Several ways of dealing with this numerical problem have been proposed. Nowadays, the popular combined field integral equation (CFIE) technique to overcome this problem is a proper combination of the electric field integral equation and the magnetic field equation [6, 7]. The CFIE technique requires the calculation of both and impedance matrices and it is not suitable for aperture problems. The combined source integral equation (CSIE) [8, 9] technique makes up for aperture structures. Also a technique has been proposed by Mittra and Klein [10], involving application of the generalized boundary condition [11], and consists of additional points in the interior of the conductor and forces the field to be zero at those points. The problem with this technique is the fact that the chosen interior points must be carefully selected so as not to lie on nodal lines, which is not too practical for large bodies of simple shape, for which a slight change in frequency can take us from one resonance to the next, of different modal distribution. There are also some iterative methods reported in the works of Sarkar and Ergül [12, 13] to deal with this situationand they are used to compute the minimum norm solution (which produces the correct scattered fields but not the true tangential fields) and to calculate the LQSR. Another work related to the use of extended integral equations has been presented by Mautz and Harrington [8], which involves application of the boundary element method, with observation points lying on an internal closed surface near the boundary of the scatterer. Unfortunately, the resulting matrix equations are also ill-conditioned since the internal contour can resonate by itself. The authors’ proposed scheme of allowing the internal contour to vary with the wave number seems impractical and in reality does not solve the problem except in some isolated cases of electrically small simple shapes whose resonances are known. More recently, Canning [14] illustrated a matrix algebra technique known as the singular value decomposition (SVD) has been proposed for moment method calculations involving perfect conductors. Such a technique diagonalizes the matrix equation, isolating the resonant contribution, which is then omitted in the calculation. We also refer to the interesting work of Yaghjian, who originally presented his augmented electric or magnetic field equation [15]**, **and more recently Tobin et al. [16] pointed out their drawbacks for an arbitrarily shaped, multiwavelength body and, most importantly, introduced a modification, the so-called dual-surface integral equation, which is applicable to the perfectly conducting bodies and supposedly eliminates all the spurious solutions. Finally, the modal orthogonal characteristics [17, 18] were applied to solve the same problem in two-dimensional EM scattering.

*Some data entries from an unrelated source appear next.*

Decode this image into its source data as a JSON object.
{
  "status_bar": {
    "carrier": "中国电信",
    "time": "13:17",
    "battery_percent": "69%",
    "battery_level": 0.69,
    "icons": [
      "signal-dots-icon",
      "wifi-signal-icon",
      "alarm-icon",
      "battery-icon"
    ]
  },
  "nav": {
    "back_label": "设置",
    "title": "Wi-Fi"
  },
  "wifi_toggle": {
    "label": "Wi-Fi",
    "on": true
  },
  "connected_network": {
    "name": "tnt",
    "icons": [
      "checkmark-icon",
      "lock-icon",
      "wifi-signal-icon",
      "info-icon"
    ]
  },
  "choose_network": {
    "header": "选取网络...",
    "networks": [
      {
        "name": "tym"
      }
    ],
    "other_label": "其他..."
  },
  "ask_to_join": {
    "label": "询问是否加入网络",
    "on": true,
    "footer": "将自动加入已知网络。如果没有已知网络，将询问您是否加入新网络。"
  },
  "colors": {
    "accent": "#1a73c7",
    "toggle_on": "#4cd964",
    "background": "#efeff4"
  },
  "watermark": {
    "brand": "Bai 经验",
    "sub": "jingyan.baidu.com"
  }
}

Here, we present an effective method to solve the scattering problem of conductor bodies at or in the neighborhood of the resonant frequencies in both 2D and 3D EM scattering. At the resonant frequencies, Inagaki modes, firstly applied to analyze the antenna array [19], are employed here to be validated away from resonance with a unique and stable solution to the equation. It can both stabilize the numerical calculation and yield to reliable results of the surface current density and exterior field for conductors at interior resonances.

#### 2. Theory

The principle is elaborated as follows. The solution of anill-conditioned system of the equation will consist of (1) the correct physical solution to the problem and (2) the resonant solution, which is in conjunction with Green’s Theorem which produces the nonzero complementary resonant modes. When the orthogonal modes are used to solve the electric field integral equation, the solutions will be divided into the induced modes and the resonant modes corresponding to eigenvalues. We can easily obtain the current density and exterior field from the induced modes.

##### 2.1. Why Is the Solution Unstable?

Consider a PEC scatterer excited by an incident wave and the scatterer defined by the surface , in an impressed electric field (see Figure 1).